Who studies it?
Anyone can study the Alexander Technique! I work with all kinds of artists but specialize in working with theatre professionals and advising on productions. I also work with active individuals such as competitive weightlifters, kayak guides, and cyclists as well as people who spend long hours sitting in front of computers. I have significant experience working with the 55+ community and pre-natal women. Whether you are recovering from an injury, training to run a marathon, striving for greater range in performance, or struggling to manage panic attacks, the Alexander Technique can help.
Why study it?

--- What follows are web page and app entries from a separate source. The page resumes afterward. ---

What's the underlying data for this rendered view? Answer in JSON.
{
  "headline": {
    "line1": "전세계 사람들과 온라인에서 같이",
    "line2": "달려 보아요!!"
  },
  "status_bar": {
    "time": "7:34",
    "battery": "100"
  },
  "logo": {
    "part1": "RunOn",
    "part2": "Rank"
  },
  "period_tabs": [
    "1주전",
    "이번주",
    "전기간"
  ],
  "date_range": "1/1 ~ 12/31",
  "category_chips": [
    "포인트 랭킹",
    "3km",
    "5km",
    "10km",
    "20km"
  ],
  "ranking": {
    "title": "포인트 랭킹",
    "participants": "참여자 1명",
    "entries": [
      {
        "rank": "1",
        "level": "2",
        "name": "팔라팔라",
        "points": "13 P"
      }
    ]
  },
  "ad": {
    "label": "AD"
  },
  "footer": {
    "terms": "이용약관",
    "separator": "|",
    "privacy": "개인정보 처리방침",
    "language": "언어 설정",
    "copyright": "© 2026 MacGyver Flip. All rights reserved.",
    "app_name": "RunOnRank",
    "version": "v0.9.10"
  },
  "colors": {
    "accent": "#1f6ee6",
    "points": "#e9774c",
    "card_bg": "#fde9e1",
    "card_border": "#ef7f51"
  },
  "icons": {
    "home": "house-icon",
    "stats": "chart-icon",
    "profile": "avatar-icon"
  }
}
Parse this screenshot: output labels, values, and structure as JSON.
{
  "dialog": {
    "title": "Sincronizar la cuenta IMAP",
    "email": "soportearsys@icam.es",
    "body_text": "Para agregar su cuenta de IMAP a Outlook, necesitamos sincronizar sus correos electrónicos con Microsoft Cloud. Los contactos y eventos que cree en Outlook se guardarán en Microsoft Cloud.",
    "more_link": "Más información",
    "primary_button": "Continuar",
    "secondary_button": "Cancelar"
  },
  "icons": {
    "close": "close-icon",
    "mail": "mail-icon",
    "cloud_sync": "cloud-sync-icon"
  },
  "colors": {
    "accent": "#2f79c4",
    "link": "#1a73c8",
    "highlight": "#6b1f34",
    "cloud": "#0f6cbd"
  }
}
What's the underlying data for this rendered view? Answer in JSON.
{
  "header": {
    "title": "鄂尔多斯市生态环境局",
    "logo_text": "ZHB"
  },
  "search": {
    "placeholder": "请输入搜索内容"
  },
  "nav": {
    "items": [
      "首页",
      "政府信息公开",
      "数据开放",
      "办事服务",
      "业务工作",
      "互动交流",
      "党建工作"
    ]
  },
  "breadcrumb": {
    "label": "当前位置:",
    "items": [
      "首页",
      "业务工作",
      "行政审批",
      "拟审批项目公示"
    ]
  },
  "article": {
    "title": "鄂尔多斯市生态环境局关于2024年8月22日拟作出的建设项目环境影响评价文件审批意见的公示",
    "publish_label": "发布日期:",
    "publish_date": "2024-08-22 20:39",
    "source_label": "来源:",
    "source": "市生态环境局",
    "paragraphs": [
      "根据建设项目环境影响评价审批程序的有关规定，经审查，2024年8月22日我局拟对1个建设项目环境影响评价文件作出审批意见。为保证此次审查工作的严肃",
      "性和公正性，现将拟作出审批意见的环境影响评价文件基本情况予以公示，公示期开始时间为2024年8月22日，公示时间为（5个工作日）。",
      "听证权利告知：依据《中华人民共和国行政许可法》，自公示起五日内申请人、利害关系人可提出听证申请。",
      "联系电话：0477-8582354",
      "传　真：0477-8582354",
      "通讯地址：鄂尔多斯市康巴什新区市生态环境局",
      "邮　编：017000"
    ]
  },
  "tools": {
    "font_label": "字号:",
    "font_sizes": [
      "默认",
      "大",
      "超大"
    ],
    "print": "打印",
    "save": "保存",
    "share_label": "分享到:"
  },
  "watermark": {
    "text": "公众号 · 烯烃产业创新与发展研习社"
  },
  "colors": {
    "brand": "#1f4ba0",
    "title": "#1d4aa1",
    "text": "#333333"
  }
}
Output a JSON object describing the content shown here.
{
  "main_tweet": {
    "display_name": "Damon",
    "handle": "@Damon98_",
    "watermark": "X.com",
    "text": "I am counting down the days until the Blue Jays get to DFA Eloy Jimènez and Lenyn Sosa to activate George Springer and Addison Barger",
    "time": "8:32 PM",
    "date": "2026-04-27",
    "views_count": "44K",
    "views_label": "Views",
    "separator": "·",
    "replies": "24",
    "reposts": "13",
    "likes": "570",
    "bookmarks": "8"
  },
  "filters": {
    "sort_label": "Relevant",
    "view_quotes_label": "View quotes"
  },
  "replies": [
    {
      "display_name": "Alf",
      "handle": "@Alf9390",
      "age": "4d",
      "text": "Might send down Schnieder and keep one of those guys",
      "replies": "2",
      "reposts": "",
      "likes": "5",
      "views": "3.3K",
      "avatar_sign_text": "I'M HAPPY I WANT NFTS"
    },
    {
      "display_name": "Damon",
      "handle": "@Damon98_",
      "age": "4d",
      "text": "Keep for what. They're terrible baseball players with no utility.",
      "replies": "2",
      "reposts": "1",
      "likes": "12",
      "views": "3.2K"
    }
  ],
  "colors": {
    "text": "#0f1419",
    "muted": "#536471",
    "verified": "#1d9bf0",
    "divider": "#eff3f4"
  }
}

People study the Technique for a variety of reasons. The most common is to relieve pain through learning better coordination of the musculoskeletal system. It also teaches us about our habitual patterns of tension, learned both consciously and unconsciously. These patterns can be then unlearned, enabling the possibility of new choices in posture, movement and reaction. During lessons you'll develop awareness of habits that interfere with your natural coordination. You'll learn how to undo these patterns and develop the ability to consciously redirect your whole self into an optimal state of being and functioning. Through direct experience you’ll learn how to go about your daily activities with increasingly greater ease and less effort.
About its founder
F.M. Alexander (1869-1955) was an Australian actor who developed what is now known as the Alexander Technique. As a young man he had an excellent reputation for his one-man Shakespearian orations, but he would have trouble with his voice every time he performed. The solutions prescribed by numerous doctors and specialists did not cure him. A turning point came when Alexander hypothesized that he himself must have been doing something to make himself lose his voice. He then embarked on an extended period of self-observation and discovered that the way he was actually using his body did not match his perception of how he was using his body. Over the course of many years, he developed and continually refined a method for increasing sensory perception by freeing oneself from habitual patterns of thinking and movement.
Today, the Alexander Technique is taught all over the world.